In 2013, two things happened at the Chicago Tribune that eventually led to the exhibit “Crime Then and Now: Through the Lens of the Chicago Tribune,” which is on display at the Gage Gallery at Roosevelt University in Chicago until April 11.
In 2013, Tribune editors began poring through the storied paper’s photography archives, starting with boxes of celebrity pictures and then moving on to envelopes marked “Bandits” and “Robbers” that dated to the early 20th century. At the same time, the paper revamped its crime desk, creating an overnight beat for reporters and photographers to cover breaking news between 9 p.m. and 9 a.m.
The two bodies of work that emerged—one vintage, the other modern—inspired Tribune photo editor Michael Zajakowski to propose “Crime Then and Now,” which he co-curated with Gage Gallery’s Tyra Robertson. Seen together, photos from the complementary collections provide a compelling look at the evolution of police and media relations, as well as concurrent developments in the nature of crime reporting.
In the 1930s and ’40s, newspaper photographers used 4-by-5 Speed Graphic cameras with flash bulbs, which necessitated a more formal, deliberate approach to image making. Back then, criminal kingpins like Al Capone and John Dillinger were eager for press coverage, and they frequently posed for photographers.
“In the old days, photographers were very much working with the police. They were stationed at police precincts, and they’d be sitting next to the sergeants when calls came in—they’d be able to run out to a scene and get there sometimes even before the police,” Zajakowski said.
Today, photographs of crime are vastly different. Crime bosses are no longer mugging for cameras and photographers are kept at a greater distance from crime scenes due to a decline in trust between police and newspapers. In response, crime photographers today tend to focus less on capturing the immediate, often gory scene after an incident. Instead, they continue to cover stories long after the initial crime, taking the time to follow up with victims and loved ones for more emotionally driven narratives.
“We’re not just going to a crime scene, photographing what’s there and walking away,” Zajakowski said.
The journalism business has also shifted since midcentury, and the Chicago Tribune, like other papers around the country, has seen cuts to its photography staff.

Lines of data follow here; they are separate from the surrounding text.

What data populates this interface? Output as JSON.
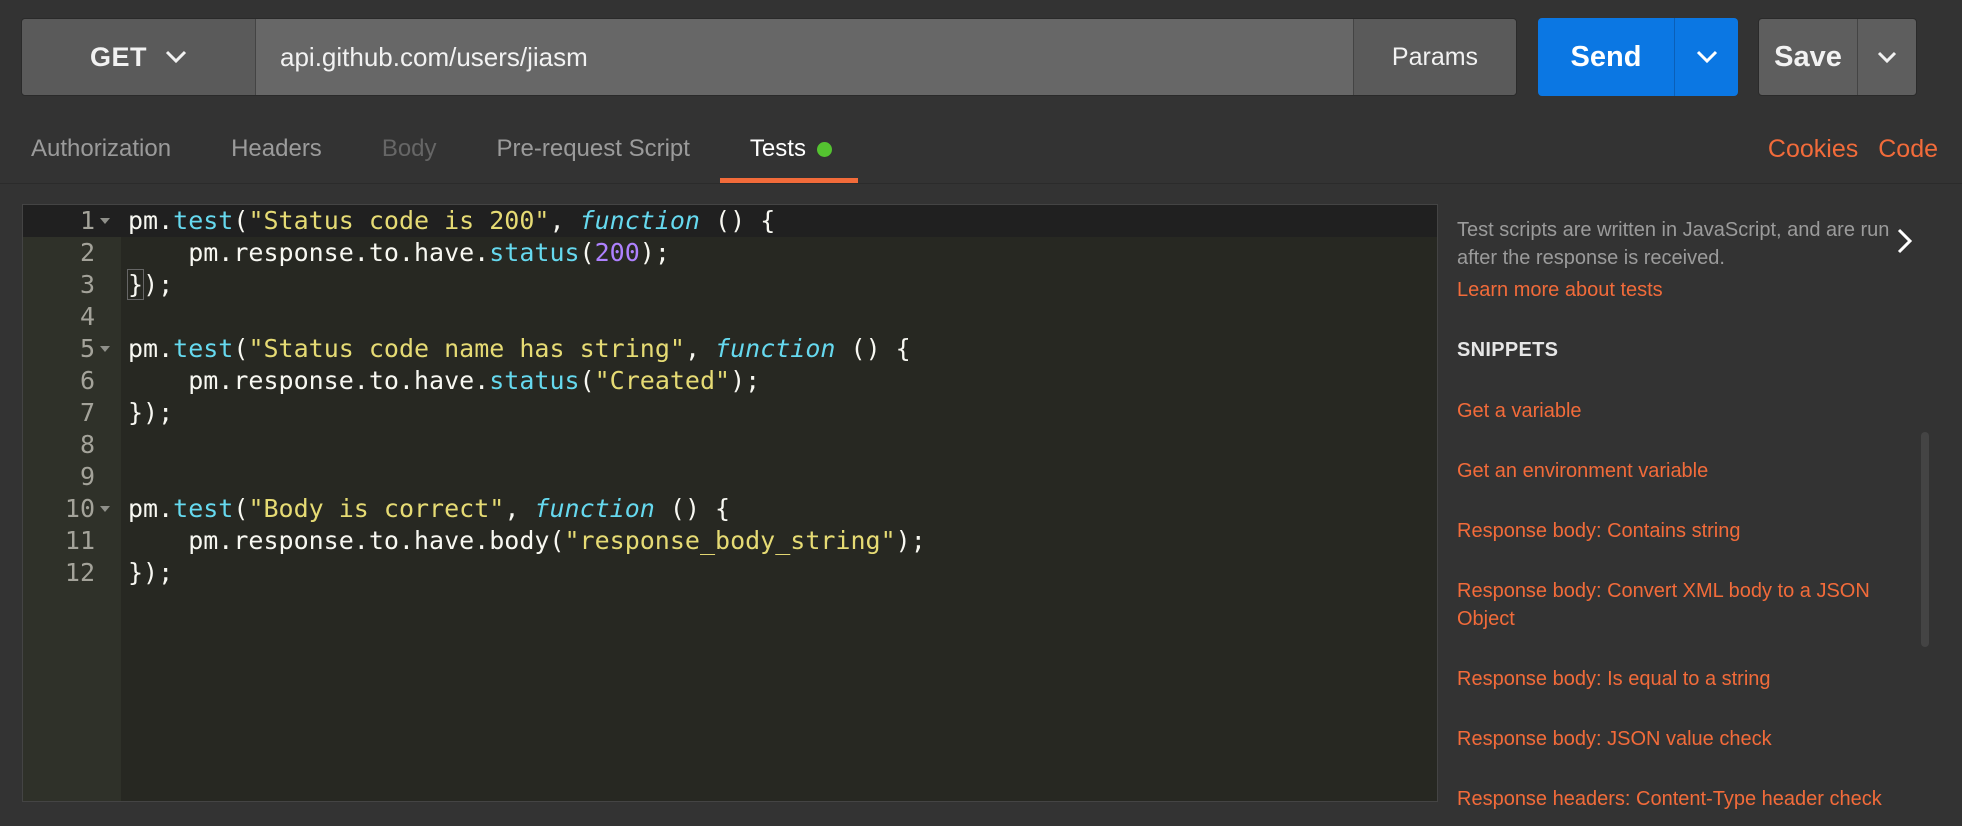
{
  "request": {
    "method": "GET",
    "url": "api.github.com/users/jiasm",
    "params_label": "Params",
    "send_label": "Send",
    "save_label": "Save"
  },
  "tabs": [
    {
      "label": "Authorization"
    },
    {
      "label": "Headers"
    },
    {
      "label": "Body"
    },
    {
      "label": "Pre-request Script"
    },
    {
      "label": "Tests"
    }
  ],
  "links": {
    "cookies": "Cookies",
    "code": "Code"
  },
  "editor": {
    "line_numbers": [
      "1",
      "2",
      "3",
      "4",
      "5",
      "6",
      "7",
      "8",
      "9",
      "10",
      "11",
      "12"
    ],
    "lines": [
      [
        "pm.",
        "test",
        "(",
        "\"Status code is 200\"",
        ", ",
        "function",
        " () {"
      ],
      [
        "    pm.response.to.have.",
        "status",
        "(",
        "200",
        ");"
      ],
      [
        "}",
        ");"
      ],
      [],
      [
        "pm.",
        "test",
        "(",
        "\"Status code name has string\"",
        ", ",
        "function",
        " () {"
      ],
      [
        "    pm.response.to.have.",
        "status",
        "(",
        "\"Created\"",
        ");"
      ],
      [
        "});"
      ],
      [],
      [],
      [
        "pm.",
        "test",
        "(",
        "\"Body is correct\"",
        ", ",
        "function",
        " () {"
      ],
      [
        "    pm.response.to.have.body(",
        "\"response_body_string\"",
        ");"
      ],
      [
        "});"
      ]
    ]
  },
  "panel": {
    "description": "Test scripts are written in JavaScript, and are run after the response is received.",
    "learn_more": "Learn more about tests",
    "snippets_title": "SNIPPETS",
    "snippets": [
      "Get a variable",
      "Get an environment variable",
      "Response body: Contains string",
      "Response body: Convert XML body to a JSON Object",
      "Response body: Is equal to a string",
      "Response body: JSON value check",
      "Response headers: Content-Type header check"
    ]
  },
  "colors": {
    "accent": "#f26b3a",
    "send": "#0b77e3",
    "status_dot": "#54c330"
  }
}
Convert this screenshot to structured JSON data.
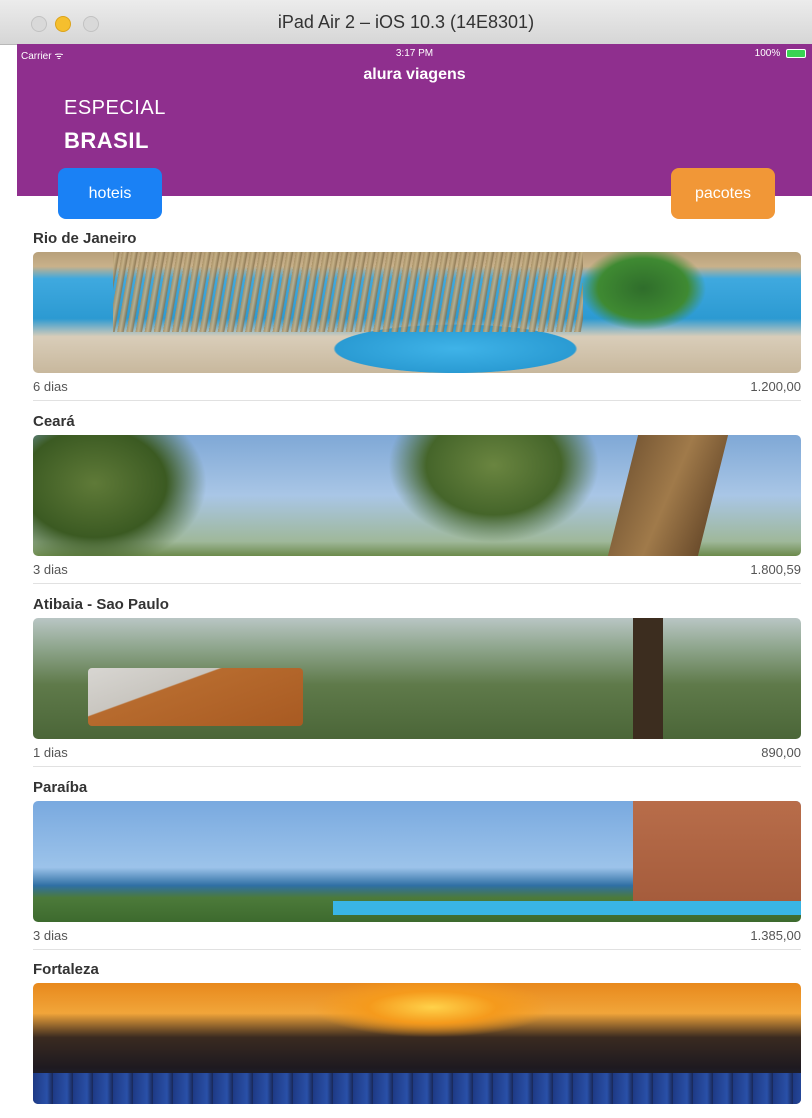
{
  "window": {
    "title": "iPad Air 2 – iOS 10.3 (14E8301)"
  },
  "status_bar": {
    "carrier": "Carrier",
    "time": "3:17 PM",
    "battery": "100%"
  },
  "app": {
    "title": "alura viagens"
  },
  "header": {
    "label": "ESPECIAL",
    "country": "BRASIL"
  },
  "buttons": {
    "left": "hoteis",
    "right": "pacotes"
  },
  "colors": {
    "header_bg": "#8f2f8e",
    "hoteis_bg": "#1a81f5",
    "pacotes_bg": "#f19737"
  },
  "packages": [
    {
      "name": "Rio de Janeiro",
      "days": "6 dias",
      "price": "1.200,00"
    },
    {
      "name": "Ceará",
      "days": "3 dias",
      "price": "1.800,59"
    },
    {
      "name": "Atibaia - Sao Paulo",
      "days": "1 dias",
      "price": "890,00"
    },
    {
      "name": "Paraíba",
      "days": "3 dias",
      "price": "1.385,00"
    },
    {
      "name": "Fortaleza",
      "days": "",
      "price": ""
    }
  ]
}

Still, Zajakowski said, the Tribune is dedicated to covering crime, which continues to be a major issue in the city. The demand for that coverage from readers, meanwhile, is as high as ever, making it perhaps the one element of crime that will never truly change.
“What I see is an ongoing fascination with crime. It’s a fascination with what causes people to act in these ways and what the consequences of their actions are and how they impact all of us.”